“He loved the camaraderie of a crew. He loved the creative process. He’s been working in it pretty much from the beginning,” said his son, actor Richard Anthony Crenna.
His role on the CBS drama series “Judging Amy” was recently put on hold because of his illness.
Crenna tried to balance work and family, bringing his wife and children with him on film shoots, including a yearlong adventure in Hong Kong and Taiwan to film “The San Pebbles,” in which he played a courageous gunboat captain opposite Steve McQueen in the 1966 naval epic.

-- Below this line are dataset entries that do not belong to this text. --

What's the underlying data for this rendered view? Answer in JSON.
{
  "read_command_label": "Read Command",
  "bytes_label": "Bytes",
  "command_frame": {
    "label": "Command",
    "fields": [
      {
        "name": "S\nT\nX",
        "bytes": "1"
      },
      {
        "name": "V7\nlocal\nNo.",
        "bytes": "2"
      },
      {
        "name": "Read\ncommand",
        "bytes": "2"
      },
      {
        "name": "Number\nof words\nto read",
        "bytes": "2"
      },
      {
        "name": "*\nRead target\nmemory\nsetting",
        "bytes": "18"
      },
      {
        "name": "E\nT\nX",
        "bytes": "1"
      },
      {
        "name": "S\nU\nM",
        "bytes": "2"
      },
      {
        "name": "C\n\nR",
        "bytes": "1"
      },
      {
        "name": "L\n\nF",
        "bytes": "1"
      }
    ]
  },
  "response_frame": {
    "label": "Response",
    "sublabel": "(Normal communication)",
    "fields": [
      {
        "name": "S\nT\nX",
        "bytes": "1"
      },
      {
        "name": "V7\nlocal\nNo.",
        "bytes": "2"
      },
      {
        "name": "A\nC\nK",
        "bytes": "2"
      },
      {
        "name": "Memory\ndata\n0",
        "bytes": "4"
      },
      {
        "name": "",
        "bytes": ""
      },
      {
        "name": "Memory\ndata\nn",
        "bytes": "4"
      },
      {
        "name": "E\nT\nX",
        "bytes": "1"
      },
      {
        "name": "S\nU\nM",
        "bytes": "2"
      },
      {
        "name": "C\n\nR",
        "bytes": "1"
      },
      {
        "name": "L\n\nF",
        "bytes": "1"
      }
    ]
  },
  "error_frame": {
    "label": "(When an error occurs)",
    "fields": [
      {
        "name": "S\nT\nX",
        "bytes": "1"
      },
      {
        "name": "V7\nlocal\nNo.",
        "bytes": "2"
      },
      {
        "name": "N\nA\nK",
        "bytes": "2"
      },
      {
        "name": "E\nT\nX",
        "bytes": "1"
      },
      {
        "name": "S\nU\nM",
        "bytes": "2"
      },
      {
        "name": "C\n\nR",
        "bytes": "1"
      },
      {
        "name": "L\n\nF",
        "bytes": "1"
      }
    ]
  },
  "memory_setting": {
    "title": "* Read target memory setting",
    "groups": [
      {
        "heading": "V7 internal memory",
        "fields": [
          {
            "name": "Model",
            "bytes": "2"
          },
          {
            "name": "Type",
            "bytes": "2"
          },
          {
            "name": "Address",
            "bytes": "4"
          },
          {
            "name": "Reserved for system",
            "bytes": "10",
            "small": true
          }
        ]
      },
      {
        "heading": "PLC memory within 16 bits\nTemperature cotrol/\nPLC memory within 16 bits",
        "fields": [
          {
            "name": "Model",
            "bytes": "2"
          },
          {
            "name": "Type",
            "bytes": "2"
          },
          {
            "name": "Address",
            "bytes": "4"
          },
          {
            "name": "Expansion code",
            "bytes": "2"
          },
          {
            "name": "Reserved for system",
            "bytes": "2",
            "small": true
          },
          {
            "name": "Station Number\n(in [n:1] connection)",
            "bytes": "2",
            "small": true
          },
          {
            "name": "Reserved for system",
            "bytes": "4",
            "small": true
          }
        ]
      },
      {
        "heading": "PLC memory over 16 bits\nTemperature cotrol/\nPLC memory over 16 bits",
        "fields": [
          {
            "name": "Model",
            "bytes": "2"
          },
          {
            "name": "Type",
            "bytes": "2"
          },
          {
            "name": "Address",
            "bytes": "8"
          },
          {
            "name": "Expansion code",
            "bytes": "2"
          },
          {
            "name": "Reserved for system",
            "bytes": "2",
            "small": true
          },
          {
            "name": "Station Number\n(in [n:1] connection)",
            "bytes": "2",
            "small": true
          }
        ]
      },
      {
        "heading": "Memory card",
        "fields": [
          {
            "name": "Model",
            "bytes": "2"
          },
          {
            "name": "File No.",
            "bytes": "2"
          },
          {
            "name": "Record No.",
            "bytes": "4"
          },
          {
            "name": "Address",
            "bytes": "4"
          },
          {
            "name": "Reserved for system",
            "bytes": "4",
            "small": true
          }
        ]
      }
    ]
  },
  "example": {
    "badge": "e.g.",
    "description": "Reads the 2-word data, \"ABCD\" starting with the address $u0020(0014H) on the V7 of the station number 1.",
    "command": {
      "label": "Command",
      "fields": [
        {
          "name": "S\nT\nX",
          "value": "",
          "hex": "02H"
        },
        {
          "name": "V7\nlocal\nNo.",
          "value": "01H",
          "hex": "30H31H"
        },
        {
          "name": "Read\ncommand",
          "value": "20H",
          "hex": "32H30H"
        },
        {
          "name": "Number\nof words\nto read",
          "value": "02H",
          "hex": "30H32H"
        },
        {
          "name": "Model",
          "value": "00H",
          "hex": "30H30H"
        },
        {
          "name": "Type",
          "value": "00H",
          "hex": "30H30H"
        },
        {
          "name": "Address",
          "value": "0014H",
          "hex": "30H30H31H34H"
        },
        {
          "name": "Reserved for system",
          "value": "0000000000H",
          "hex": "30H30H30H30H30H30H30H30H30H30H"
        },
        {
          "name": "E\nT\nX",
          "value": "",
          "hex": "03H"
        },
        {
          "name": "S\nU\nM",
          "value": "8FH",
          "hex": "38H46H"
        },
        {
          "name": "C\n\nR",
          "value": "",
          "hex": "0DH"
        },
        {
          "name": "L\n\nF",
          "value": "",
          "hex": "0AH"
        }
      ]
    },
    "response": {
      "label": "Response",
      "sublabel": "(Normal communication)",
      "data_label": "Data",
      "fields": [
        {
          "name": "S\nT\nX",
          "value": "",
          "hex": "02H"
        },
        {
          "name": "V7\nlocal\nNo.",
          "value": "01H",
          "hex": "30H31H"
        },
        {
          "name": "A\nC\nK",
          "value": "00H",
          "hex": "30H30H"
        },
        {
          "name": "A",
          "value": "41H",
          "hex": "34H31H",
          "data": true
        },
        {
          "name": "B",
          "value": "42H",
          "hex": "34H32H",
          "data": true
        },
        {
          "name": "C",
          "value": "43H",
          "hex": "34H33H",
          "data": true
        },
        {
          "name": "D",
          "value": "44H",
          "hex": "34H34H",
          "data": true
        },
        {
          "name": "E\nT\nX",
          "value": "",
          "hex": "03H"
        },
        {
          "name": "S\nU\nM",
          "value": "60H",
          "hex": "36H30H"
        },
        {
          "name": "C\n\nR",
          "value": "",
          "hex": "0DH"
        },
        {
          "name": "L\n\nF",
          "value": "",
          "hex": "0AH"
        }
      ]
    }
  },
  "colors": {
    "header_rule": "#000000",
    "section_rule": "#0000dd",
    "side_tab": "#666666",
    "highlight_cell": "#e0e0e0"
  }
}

In “Wait Until Dark,” Crenna played one of three con men who terrorized a blind Audrey Hepburn in the 1967 thriller. Other credits included 1984’s “The Flamingo Kid,” which earned him a Golden Globe nomination, and television’s “The Real McCoys.”
He portrayed Col. Samuel Trautman, the mentor to Stallone’s Rambo character, in all three of those films. Crenna later spoofed that role in the 1993 comedy “Hot Shots! Part Deux,” a parody of such high-testosterone films.
He earned an Emmy for his 1985 performance as the title character in “The Rape of Richard Beck,” in which he played a macho, sexist police officer whose world changes after he becomes the victim of a sexual assault.
In another role as a tough cop, he played New York City Det. Lt. Frank Janek in the 1985 TV movie “Doubletake” and six sequels.
The Los Angeles native began his showbiz career as a child radio actor.
Crenna was elected last fall to a three-year term on SAG’s national board of directors as rep of the Hollywood division. He ran at the urging of former president William Daniels.
SAG president Melissa Gilbert said, “I speak for the entire elected leadership at SAG when I say how sad we all are to hear of the death of Richard Crenna. He was a talented, successful actor and a dedicated advocate for all performers. Although he had only been on the board of directors since last fall, he spoke passionately about ending our divisiveness and had become a force for change and understanding in the boardroom.
“Richard was funny, warm and generous. We will miss him greatly.
“We send our deepest sympathy to his family and we want them to know that we will carry on inspired by our memories of him.”
Bonnie Bartlett, wife of former SAG president William Daniels, recalled that Crenna was universally admired by his peers.
“He really was on the good side of everyone,” she said. “He could get a little hot under the collar on un-ion issues but he was always such a friend to everyone.”
Bartlett, who portrayed a sister to Crenna’s character in “In the Name of Love: A Texas Tragedy,” said he had been active during the 2000 commercials strike, appearing at protests and walking picket lines. “I walked down Wilshire Boulevard with him on the march on the first day of the strike,” she added. “He was a great union man.”
Crenna is survived by his wife of 47 years, Penni; two daughters and a son; and three grandchildren.
In lieu of flowers, the family requests that donations be made to the Cedars-Sinai Comprehensive Cancer Center.